New Beginnings, Episode 4, Part 3

The Correspondent

People always talk about where they were when they first heard about The Correspondent. She came out of nowhere and tried to make a difference. Some saw her as a beacon of hope, others as a sign of how far down the slope we had come. I never paid attention to all of that. I was too busy. Too busy working to pay my bills, too busy trying to figure out life. I was seventeen when it started. I was The Correspondent. This is my story.

The room was the same. My dad wasn’t moving, wasn’t doing anything. My mom was sitting holding his hand. I sat opposite my mom and held his other hand. He was warm. We sat in silence both locked in our own memories.

I thought of my first day of school. My dad had gone to open the store but met us at the school when my mom dropped me off. He had grabbed a handful of bubble gum, the kind I liked, from the store. As he handed them to me my mom said, “She’s not supposed to have gum.” My dad winked at me and stuffed them in the back pocket of my backpack.

That became our ritual. The first day of school every year he had filled the back pocket of my backpack with gum. It was the bright pink almost rock hard gum that you had to suck on before you could chew it. I loved it. I remembered the disappointment when I had opened my backpack my first day of college and there hadn’t been any gum. And there would never be.

I looked over at my mom. She was staring at me.

“What?” I said, voice rough from swallowed sobs.

“Did you open your package?”

Really, mom! I thought. Why was she bringing this up now. This was not the place to have this conversation. ​I kept staring at her.

“It was your dad’s idea,” she said, squeezing dad’s hand, “He knew what you were doing before I did.”

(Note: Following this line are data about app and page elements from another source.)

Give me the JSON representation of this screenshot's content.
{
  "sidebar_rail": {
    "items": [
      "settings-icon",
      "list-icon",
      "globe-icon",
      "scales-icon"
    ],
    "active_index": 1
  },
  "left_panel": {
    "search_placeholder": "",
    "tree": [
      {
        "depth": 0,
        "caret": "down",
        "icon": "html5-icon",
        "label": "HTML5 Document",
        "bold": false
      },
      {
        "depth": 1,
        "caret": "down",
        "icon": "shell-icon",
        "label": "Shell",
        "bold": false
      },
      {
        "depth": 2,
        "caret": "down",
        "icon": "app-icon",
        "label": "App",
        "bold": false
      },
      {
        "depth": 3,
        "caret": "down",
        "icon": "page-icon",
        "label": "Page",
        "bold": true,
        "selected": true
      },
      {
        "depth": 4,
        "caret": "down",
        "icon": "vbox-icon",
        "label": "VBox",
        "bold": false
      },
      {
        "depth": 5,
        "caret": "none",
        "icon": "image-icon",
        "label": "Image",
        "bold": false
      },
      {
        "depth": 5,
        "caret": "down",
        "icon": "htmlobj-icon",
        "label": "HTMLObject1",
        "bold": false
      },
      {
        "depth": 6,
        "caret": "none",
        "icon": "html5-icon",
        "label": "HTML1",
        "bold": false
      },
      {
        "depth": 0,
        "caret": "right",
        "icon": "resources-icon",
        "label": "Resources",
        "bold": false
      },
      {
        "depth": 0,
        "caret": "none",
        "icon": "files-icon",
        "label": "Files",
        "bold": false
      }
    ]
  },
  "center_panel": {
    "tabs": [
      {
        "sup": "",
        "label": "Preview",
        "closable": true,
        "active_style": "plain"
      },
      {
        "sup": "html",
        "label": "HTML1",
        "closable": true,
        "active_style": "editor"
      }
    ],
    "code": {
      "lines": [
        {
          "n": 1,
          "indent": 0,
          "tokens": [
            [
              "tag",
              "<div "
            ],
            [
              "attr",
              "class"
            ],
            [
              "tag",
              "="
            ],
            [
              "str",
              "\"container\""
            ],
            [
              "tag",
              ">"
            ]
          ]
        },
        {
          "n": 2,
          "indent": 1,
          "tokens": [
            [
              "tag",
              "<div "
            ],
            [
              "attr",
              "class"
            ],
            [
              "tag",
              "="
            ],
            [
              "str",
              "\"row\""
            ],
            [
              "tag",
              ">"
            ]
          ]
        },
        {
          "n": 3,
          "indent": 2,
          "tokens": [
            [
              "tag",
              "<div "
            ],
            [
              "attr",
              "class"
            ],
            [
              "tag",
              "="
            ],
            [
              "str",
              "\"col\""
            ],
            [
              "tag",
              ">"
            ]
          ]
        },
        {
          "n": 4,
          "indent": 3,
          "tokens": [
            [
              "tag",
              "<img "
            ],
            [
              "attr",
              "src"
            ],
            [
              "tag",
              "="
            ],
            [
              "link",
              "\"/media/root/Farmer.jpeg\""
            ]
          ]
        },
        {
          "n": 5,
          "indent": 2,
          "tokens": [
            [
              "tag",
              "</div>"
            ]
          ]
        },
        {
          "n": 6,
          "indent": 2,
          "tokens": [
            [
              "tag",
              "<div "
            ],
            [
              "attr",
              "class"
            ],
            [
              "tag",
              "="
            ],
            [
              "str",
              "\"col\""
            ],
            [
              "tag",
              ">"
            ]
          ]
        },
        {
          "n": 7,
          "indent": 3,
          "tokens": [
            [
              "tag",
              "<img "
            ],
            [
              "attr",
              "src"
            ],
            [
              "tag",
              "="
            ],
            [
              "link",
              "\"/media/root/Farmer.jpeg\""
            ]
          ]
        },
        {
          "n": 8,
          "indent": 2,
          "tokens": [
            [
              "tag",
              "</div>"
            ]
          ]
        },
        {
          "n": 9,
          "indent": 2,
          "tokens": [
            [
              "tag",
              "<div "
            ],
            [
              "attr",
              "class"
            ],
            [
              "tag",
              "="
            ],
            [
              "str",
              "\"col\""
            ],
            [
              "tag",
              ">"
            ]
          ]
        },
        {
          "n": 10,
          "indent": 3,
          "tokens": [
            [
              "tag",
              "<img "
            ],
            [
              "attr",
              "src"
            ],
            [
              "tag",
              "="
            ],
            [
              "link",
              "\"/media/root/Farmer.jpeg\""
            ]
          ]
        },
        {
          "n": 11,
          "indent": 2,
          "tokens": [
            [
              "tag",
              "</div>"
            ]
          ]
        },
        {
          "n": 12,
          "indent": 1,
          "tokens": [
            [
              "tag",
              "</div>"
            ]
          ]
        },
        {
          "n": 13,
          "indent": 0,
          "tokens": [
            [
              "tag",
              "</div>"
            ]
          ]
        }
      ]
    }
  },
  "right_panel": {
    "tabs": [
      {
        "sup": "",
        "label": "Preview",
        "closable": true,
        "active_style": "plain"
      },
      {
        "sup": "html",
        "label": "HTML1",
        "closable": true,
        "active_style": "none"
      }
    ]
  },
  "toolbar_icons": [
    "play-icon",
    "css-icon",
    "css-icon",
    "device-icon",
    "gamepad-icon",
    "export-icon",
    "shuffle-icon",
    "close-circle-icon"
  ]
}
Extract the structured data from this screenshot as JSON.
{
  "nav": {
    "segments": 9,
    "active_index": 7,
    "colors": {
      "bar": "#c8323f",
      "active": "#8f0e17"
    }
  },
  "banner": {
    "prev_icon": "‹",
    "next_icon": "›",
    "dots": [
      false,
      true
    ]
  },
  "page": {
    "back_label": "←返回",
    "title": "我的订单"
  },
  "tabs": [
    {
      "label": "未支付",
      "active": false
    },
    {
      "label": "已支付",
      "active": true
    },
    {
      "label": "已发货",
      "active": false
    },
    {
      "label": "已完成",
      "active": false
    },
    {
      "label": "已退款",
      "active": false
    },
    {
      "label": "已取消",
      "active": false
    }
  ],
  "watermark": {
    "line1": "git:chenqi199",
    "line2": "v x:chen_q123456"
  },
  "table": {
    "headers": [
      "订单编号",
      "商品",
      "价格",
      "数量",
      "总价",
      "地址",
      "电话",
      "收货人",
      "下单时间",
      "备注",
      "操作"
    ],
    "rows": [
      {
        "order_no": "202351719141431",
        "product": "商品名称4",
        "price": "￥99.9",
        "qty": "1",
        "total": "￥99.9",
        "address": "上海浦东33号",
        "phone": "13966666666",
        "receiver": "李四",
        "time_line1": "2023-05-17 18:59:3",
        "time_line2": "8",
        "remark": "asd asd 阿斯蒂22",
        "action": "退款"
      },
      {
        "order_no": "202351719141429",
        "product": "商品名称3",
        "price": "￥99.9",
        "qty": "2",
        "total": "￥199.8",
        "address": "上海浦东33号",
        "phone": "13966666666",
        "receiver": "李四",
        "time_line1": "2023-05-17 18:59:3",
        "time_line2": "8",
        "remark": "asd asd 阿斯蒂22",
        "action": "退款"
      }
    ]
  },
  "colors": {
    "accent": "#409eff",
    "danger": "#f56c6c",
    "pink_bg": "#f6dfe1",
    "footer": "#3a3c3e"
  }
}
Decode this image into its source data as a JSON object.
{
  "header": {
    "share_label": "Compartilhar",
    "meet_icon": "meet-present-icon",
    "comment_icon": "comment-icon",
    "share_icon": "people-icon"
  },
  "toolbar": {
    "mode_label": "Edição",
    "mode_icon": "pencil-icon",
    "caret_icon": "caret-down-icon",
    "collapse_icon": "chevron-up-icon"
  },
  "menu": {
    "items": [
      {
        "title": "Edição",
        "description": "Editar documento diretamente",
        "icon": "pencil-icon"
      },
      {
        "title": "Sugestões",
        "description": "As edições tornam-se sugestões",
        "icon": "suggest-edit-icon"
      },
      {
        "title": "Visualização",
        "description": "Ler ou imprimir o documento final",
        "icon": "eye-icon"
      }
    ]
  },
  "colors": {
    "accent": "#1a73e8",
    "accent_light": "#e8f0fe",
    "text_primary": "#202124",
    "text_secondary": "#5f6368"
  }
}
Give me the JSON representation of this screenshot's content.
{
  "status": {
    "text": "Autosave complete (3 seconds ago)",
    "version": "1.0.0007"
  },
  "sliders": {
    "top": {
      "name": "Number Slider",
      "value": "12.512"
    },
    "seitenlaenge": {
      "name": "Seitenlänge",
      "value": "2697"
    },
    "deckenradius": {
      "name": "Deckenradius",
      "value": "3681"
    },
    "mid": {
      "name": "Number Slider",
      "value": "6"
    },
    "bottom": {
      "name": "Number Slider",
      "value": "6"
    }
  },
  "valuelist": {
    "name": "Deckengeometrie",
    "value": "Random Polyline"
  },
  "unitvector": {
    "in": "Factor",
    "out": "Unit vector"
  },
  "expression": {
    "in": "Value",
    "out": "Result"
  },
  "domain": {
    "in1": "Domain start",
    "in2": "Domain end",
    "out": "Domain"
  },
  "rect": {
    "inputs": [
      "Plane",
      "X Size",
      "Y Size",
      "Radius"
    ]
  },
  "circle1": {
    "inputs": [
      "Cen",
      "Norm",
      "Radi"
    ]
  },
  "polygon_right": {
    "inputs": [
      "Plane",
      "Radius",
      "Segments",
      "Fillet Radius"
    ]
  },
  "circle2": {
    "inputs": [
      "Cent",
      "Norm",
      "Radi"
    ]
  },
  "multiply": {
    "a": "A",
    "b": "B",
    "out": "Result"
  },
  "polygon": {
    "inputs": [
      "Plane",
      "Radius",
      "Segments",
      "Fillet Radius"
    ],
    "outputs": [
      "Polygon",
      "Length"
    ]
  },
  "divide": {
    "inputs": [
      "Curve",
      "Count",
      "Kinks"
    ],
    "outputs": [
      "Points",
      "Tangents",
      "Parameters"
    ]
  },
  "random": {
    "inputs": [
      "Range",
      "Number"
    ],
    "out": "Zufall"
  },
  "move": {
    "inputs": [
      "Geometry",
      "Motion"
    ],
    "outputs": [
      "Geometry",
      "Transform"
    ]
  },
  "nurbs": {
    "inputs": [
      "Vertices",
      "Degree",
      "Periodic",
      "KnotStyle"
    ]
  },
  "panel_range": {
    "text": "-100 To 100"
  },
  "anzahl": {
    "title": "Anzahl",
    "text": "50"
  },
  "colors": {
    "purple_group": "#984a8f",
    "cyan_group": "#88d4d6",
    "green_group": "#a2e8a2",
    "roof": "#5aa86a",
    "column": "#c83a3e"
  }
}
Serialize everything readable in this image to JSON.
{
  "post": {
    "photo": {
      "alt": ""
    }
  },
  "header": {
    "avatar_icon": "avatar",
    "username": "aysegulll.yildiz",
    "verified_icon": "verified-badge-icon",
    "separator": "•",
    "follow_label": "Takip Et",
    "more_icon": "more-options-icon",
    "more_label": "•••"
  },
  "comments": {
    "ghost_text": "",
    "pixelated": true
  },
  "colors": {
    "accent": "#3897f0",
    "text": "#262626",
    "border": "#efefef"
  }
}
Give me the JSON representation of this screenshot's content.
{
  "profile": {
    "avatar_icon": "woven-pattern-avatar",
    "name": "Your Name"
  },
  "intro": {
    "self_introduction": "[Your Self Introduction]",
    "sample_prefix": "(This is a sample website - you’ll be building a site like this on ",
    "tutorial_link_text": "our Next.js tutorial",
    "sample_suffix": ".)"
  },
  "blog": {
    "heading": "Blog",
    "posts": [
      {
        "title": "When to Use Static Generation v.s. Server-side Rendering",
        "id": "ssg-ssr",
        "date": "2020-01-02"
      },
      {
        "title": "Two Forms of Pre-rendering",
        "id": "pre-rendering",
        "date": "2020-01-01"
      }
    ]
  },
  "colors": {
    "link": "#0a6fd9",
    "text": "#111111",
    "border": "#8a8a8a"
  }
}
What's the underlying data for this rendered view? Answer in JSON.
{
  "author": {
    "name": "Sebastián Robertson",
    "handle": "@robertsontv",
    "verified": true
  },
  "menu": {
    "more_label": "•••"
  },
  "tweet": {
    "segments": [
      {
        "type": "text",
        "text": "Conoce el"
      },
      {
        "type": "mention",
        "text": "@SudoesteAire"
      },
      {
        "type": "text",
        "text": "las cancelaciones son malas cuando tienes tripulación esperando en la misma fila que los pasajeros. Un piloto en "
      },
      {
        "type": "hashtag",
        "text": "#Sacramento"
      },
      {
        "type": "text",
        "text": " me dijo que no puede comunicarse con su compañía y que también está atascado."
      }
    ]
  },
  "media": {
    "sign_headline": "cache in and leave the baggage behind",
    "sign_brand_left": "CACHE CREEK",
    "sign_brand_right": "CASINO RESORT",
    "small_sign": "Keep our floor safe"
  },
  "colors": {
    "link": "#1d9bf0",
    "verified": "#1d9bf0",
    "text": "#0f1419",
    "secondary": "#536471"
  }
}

“When he was in recovery from the gunshot he said, ‘Does she think I can’t hear her sneak out?’”, my mom laughed at the memory, “I was shocked. I had no idea. I don’t think I believed what you were doing until you told me.”

I couldn’t talk. I thought I had been so slick, hiding my comings and goings. I shook my head and started laughing. That was just like my dad, he would keep my secret if he thought it needed to be kept. My mom joined me, both of us looking like fools, laughing while tears streamed down our cheeks.

“I did open it, but I think you already knew,” I said.

“Acme Hero sent me an email when it was activated.”


“Are you going to start again?”

“I think so.”

We spent the rest of the evening talking about what my costume should look like, what gadgets I should get. It was nice to sit together as a family one last time.

Previous — First — Next

The story of The Correspondent will continue weekly. If you enjoyed this story, please scroll down and recommend it. Follow me on Medium or on Twitter. I also have Patreon.

Dylan Reed has always been interested in a good story. Raised without a TV he spent a lot of time with books and loves reading. Dylan has been a professional entertainer, studied commercial diving, and loves random trivia. He brings all of this and more together in his stories.